Abbott said that while DPS seized 11 pounds of fentanyl in 2020, the agency has seized 95 pounds of fentanyl this year alone, which is enough to cause 21.5 million deadly overdoses. That would be enough to kill the entire population of New York State or almost three-fourths of the population of Texas.
The governor emphasized that the state is not able to prevent fentanyl deaths by itself.
“[L]aw enforcement alone cannot fix this. Families must be part of the solution,” Abbott said. “Young, unsuspecting Texans are buying drugs that are laced with fentanyl. They are buying a death sentence.”
DPS Director Colonel Steve McCraw noted that while fentanyl has previously passed through Texas, we have not had the same problem as other parts of the country, such as the Midwest and Northeastern states.
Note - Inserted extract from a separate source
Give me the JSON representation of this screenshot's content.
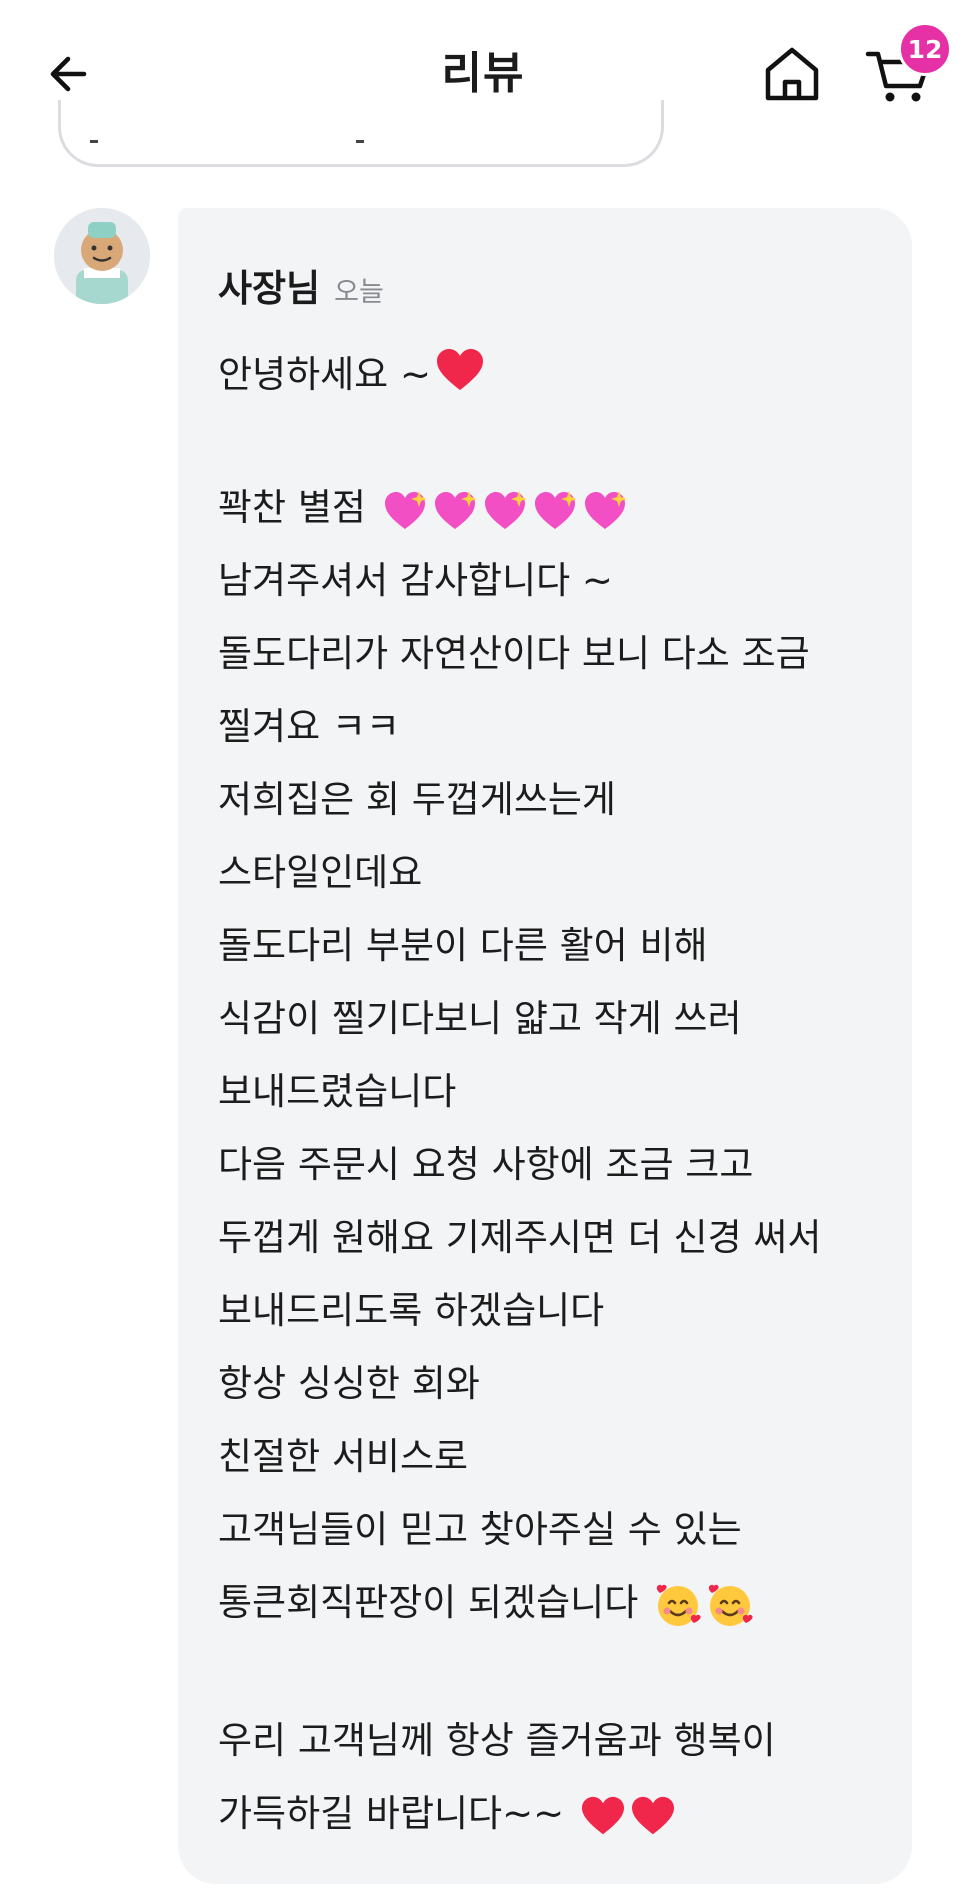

“Up until now we’ve been a transit state, but clearly[…]now we’re a retail market for it and that concerns us greatly,” McCraw said, adding that there are “consequences when you have an unsecured border.”
Wayborn called the border crisis and fentanyl overdoses a “clear and present danger” to the state, and said that fentanyl has become more accessible as the price has dropped “in just a few months” from $50 per gram to $20 per gram in Tarrant County.
“We’re headed right now for a 50 percent increase in overdoses in Tarrant County alone,” Wayborn said.
Abbott said there were no fentanyl seizures in Tarrant County from 2017 to 2019, but in 2020 law enforcement seized 52 grams and so far this year 137 grams have been seized.
The governor stated he will sign into law Senate Bill (SB) 768, which will specifically criminalize the manufacture or distribution of fentanyl. The offense will be at least a third-degree felony.
Blaming Biden administration policies for the increase in the flow of fentanyl, Abbott said the uptick should be attributed to the cancelation of the border wall project and the “remain in Mexico” policy, as well as the lack of full enforcement of Title 42 immigration rules, which were instituted to protect the public from COVID-19.
Referencing Operation Lone Star, which Abbott launched in March to supplement border enforcement, the governor said Texas has arrested 1,100 criminals and taken into custody 33,000 illegal aliens for referral to U.S. Customs and Border Protection (CBP).
Rep. Greg Bonnen (R-Friendswood), who is sponsoring the appropriations bill in the Texas House, said from the floor Thursday that Operation Lone Star is expected to cost $1.1 billion over the 2022-2023 biennium.
Abbott also stated his skepticism of Republican Lt. Gov. Dan Patrick’s call for a special legislative session to complete unfinished conservative priorities. The regular legislative session does not end until Memorial Day, and Abbott contended there is still time to pass legislation.
Disclosure: Unlike almost every other media outlet, The Texan is not beholden to any special interests, does not apply for any type of state or federal funding, and relies exclusively on its readers for financial support. If you’d like to become one of the people we’re financially accountable to, click here to subscribe.
Hayden Sparks is a senior reporter for The Texan and a lifelong resident of the Lone Star State. He has coached competitive speech and debate and has been involved in politics since a young age. One of Hayden's favorite quotes is by Sam Houston: "Texas has yet to learn submission to any oppression, come from what source it may."